Something that has not gotten a lot of visibility but I was recently asked about is "What is going on with Enterprise Library?". EntLib is alive and kicking and is rapidly closing in on the release of EntLib 4.0. Some quick highlights for EntLib 4.0 include:
- Support for and integration into Visual Studio 2008
- Fixes to various quirks in the Validation and Policy Injection Application Block
- More extensibility in the Caching Application Block
- Performance improvements for the Logging Application Block
- Implement support for Partial Trust
All good stuff. You can get more details on what is being worked on at the EntLib v4 Product Backlog page. As part of the EntLib 4 work, Microsoft will also be releasing Unity 1.0. What is Unity you ask? I think this snippet from the Unit CodePlex site does a nice job giving a high level summary of Unity:
The Unity Application Block (Unity) is a lightweight extensible dependency injection container with support for constructor, property, and method call injection.
Unity addresses the issues faced by developers engaged in component-based software engineering. Modern business applications consist of custom business objects and components that that perform specific or generic tasks within the application, in addition to components that individually address cross cutting concerns such as logging, authentication, authorization, caching, and exception handling.
The key to successfully building such applications is to achieve a decoupled or very loosely coupled design. Loosely coupled applications are more flexible and easier to maintain. They are also easier to test during development. You can mock up shims (lightweight mock implementations) of objects that have strong concrete dependencies; such as database connections, network connections, ERP connections, and rich user interface components.
Dependency injection is a prime technique for building loosely coupled applications. It provides ways to handle the dependencies between objects. For example, an object that processes customer information may depend on other objects that access the data store, validate the information, and check that the user is authorized to perform updates. Dependency injection techniques can ensure that the customer class correctly instantiates and populates all of these objects, especially where the dependencies may be abstract.

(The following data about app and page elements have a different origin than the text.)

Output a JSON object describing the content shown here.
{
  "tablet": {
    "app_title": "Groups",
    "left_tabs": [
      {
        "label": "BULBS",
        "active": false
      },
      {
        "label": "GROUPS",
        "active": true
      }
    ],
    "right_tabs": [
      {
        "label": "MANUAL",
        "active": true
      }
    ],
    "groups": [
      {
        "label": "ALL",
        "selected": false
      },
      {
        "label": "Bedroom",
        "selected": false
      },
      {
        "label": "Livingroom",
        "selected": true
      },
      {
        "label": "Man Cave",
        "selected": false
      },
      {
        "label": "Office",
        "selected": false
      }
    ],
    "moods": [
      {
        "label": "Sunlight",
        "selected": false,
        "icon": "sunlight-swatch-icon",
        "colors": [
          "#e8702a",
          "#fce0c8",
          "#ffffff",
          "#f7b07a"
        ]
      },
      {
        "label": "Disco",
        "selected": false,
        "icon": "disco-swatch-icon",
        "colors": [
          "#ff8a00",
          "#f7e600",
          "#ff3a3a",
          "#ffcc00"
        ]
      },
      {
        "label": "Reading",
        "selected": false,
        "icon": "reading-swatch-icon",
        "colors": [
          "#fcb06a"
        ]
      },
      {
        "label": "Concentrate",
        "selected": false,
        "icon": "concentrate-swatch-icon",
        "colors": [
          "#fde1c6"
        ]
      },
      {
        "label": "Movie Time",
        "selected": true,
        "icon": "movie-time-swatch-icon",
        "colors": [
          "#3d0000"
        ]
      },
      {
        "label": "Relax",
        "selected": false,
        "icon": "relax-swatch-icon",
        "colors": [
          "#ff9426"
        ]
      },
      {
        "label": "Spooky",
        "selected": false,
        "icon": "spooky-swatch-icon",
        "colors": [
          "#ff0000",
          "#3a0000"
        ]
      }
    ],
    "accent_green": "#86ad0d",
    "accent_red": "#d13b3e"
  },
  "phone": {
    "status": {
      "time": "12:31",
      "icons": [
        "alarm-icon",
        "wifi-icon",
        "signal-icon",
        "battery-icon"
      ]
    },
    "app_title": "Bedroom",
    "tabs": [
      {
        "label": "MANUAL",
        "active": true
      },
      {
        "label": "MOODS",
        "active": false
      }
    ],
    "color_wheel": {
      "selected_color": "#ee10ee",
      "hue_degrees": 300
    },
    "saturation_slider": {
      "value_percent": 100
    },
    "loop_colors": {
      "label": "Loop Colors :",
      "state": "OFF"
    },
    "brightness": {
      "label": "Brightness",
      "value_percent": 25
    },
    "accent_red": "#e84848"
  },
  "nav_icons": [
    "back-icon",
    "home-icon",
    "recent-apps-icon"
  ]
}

There has been a lot of desire for something like Unity and I hadn't really caught wind that this work was underway, so I am sure others where as much a mushroom as I was/am. Feel free to check out the Unity CodePlex site for more info.